In a statement, CalPERS cited “inadequate and inconsistent disclosure of compensation practices as well as poor board oversight of executive compensation practices and corporate governance.”
Chairman and CEO William McGuire - whose stock options have been estimated at $1.6 billion at the end of 2005 and directors James Johnson, Mary Mundinger and Douglas Leatherdale were up for election when the company held its annual meeting on Tuesday, according to the AP.
Withholding votes would not create much of an opposition to the directors up for re-election, as all four are largely running unopposed. CalPERS' clout as the largest public pension fund is far more than its actual voting power, as it only holds a fraction of 1% of UnitedHealth Group's shares.
On Monday, UnitedHealth's directors moved to cut down compensation levels and perquisites for McGuire by discontinuing his "equity-based awards," the wire service reported. The directors also made plans to reduce compensation for the company's president and CEO, Stephen J. Hemsley, and president and chief operating officer, as well as cutting the compensation for board members by 40%, immediately.
According to the AP, CalPERS spokeswoman Pat Macht said UnitedHealth's board could "restore its leadership" if McGuire agreed to either cancel or not exercise some of his options.
CalPERS became the latest shareholder to say it would withhold votes for McGuire and other directors.
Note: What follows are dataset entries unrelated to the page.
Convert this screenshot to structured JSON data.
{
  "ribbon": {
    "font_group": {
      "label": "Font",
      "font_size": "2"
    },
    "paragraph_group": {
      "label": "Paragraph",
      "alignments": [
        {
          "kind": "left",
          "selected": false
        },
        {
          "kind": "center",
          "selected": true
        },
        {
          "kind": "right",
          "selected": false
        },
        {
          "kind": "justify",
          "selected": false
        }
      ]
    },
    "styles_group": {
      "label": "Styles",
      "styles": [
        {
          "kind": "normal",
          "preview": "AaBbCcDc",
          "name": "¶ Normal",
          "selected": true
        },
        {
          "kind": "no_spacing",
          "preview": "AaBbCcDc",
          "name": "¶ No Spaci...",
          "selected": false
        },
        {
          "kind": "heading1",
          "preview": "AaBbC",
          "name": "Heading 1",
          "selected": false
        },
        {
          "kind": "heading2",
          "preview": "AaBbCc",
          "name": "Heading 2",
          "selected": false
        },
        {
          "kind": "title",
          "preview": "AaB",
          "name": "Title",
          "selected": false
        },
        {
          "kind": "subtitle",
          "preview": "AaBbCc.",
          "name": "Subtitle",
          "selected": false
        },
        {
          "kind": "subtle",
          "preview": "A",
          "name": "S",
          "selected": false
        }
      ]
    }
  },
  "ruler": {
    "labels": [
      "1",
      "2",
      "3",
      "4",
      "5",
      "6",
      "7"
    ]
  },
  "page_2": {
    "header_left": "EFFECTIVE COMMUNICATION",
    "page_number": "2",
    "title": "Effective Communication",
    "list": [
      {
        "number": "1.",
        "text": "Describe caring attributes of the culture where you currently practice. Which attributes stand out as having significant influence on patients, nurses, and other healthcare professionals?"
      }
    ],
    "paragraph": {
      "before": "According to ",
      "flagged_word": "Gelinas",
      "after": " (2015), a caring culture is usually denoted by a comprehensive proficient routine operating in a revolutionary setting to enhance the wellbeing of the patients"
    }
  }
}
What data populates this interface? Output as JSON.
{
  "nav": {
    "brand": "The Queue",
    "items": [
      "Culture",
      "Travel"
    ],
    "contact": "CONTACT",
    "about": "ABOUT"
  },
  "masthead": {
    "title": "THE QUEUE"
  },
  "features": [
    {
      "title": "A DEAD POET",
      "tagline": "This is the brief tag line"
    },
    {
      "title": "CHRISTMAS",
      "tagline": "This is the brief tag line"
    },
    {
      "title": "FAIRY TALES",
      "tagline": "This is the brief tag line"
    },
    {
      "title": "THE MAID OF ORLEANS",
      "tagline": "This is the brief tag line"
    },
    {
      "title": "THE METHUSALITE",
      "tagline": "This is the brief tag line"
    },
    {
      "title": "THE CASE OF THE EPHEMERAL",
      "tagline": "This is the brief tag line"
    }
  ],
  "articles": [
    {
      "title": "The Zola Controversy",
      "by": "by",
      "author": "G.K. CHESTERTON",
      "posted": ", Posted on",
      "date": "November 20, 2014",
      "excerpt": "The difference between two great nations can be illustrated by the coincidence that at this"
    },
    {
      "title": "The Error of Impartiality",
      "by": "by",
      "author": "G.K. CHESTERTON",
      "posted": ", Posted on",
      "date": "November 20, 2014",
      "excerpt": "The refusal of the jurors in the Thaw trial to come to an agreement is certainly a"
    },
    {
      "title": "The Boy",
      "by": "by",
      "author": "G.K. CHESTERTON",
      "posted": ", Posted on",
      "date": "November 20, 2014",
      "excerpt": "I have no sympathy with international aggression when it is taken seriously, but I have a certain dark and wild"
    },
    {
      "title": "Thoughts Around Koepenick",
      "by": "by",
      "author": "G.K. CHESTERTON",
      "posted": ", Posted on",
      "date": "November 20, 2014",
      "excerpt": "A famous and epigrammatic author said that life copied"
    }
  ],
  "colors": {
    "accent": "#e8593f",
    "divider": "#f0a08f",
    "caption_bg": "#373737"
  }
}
Minnesota's Board of Investment, which also invests public pension money, decided Thursday to withhold its votes for the four directors up for re-election, according to the AP.